PF Magic was a video game developer founded in 1991 and located in San Francisco, California, United States. Though it developed other types of video games, it was best known for its virtual pet games, such as Dogz and Catz. The company was able to make extra revenue by selling plush toys under the Petz trademark. It was bought out in 1998 by Mindscape, Inc. After changing hands a few more times, Ubisoft now owns the copyright on its Petz, Oddballz and Babyz titles.
One of PF Magic's earliest efforts was the 1994 video game Ballz, published by Accolade. The innovative game featured main characters composed completely of spheres. This early game failed in the marketplace, though it would inspire many of their following games, such as Petz.
The company also produced Max Magic, the world’s first electronic magic kit, which represented a breakthrough in interactive 3D character design.
PF Magic's designer and programmer, Andrew Stern, created an experimental project with Michael Mateas and others for five years. The project became Façade, a freeware game in which the player interacts with a couple whose ten-year marriage is in trouble.

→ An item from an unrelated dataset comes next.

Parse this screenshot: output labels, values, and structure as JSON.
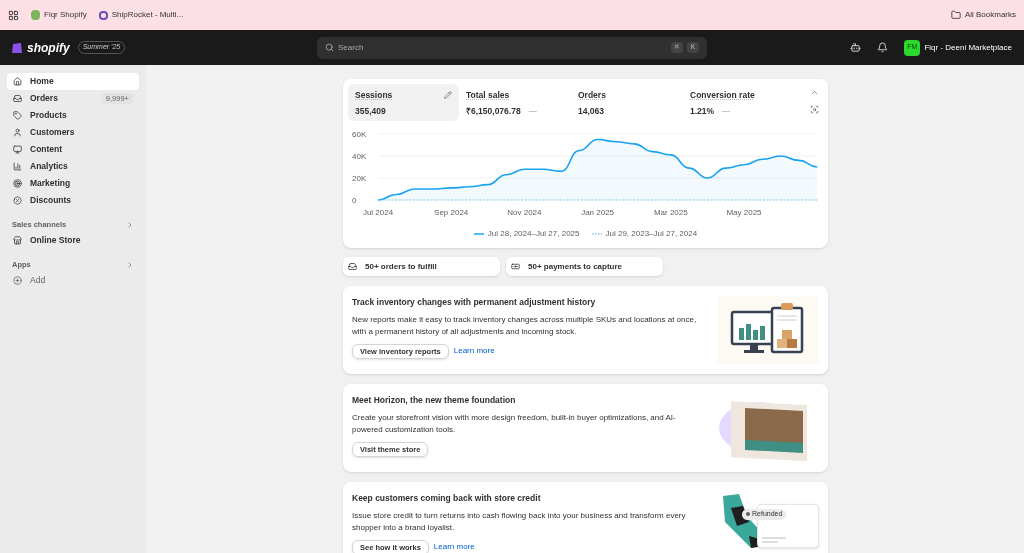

PF Magic was born out of a failed hardware venture with AT&T and Sega to build a Sega Genesis accessory called "The Edge", which was to allow for online multiplayer over telephone lines. AT&T pulled out of the venture due to the cost of the device, leaving the company with half their initial funding.
With their hardware project cancelled, the company needed a new product to work on. Co-founder Rob Fulop saw the controversy generated by Night Trap, a game he worked on, and wanted to make something that was the complete opposite of it. Fulop talked with a mall Santa who told him that the number one gift children requested for Christmas was still a puppy. After this conversation, the idea of doing a title about animals came about, resulting in Petz, which was based on the graphics technology they previously used in Ballz. Petz was an enormous success, became one of the company's flagship products and has been credited with popularizing virtual pets.
|Dogz and Catz|
Main article: Ballz
Ballz is a two-player 3D action fighting game for the Sega Mega Drive/Genesis, the Super Nintendo Entertainment System, and the 3DO. It was developed by PF Magic and published by Accolade in 1994. The 3DO version was released as a director's cut in 1995. Ballz offered three difficulty levels over a total of 21 matches. Its distinguishing quality was that each of the characters were composed completely of balls, with a pseudo-3D look.
Main article: Petz
Petz (Dogz and Catz) is a series of games dating back to 1995, designed by Adam C. Frank and Ben Resner. The player can adopt, raise, care for and breed their own virtual pets. The original Petz has sold over 3 million copies worldwide, and the brand has grown to over 22 million copies since coming under Ubisoft.
The player starts at the Adoption Center and chooses a Dogz or Catz to adopt of a Breedz and gender of their choice. Once the player has found a Petz, the user can adopt and name the new Puppyz or Kittenz. After around three days (real time) the Petz become adults. Adult Petz can then breed and have Kittenz or Puppyz of their own in Petz 3, Petz 4, and Petz 5. Cross-breeding can create different types of Petz, called 'Mixed Breeds'.
|Platform(s)||Microsoft Windows, Mac OS 7|
Oddballz is a virtual pet game created by PF Magic in 1996 as an alternative to their Dogz and Catz titles. The game had 13 creatures that could be cared for. Along with the creatures, the game has various objects ('toyz') that the player and Oddballz can manipulate. Toyz have different uses ranging from playing to disciplining.
Main article: Babyz
Babyz is a computer game in which one can play with and take care of a group of babies who live in a virtual house on the computer. The game was released in 1999 by The Learning Company, developed by members of PF Magic working there at the time.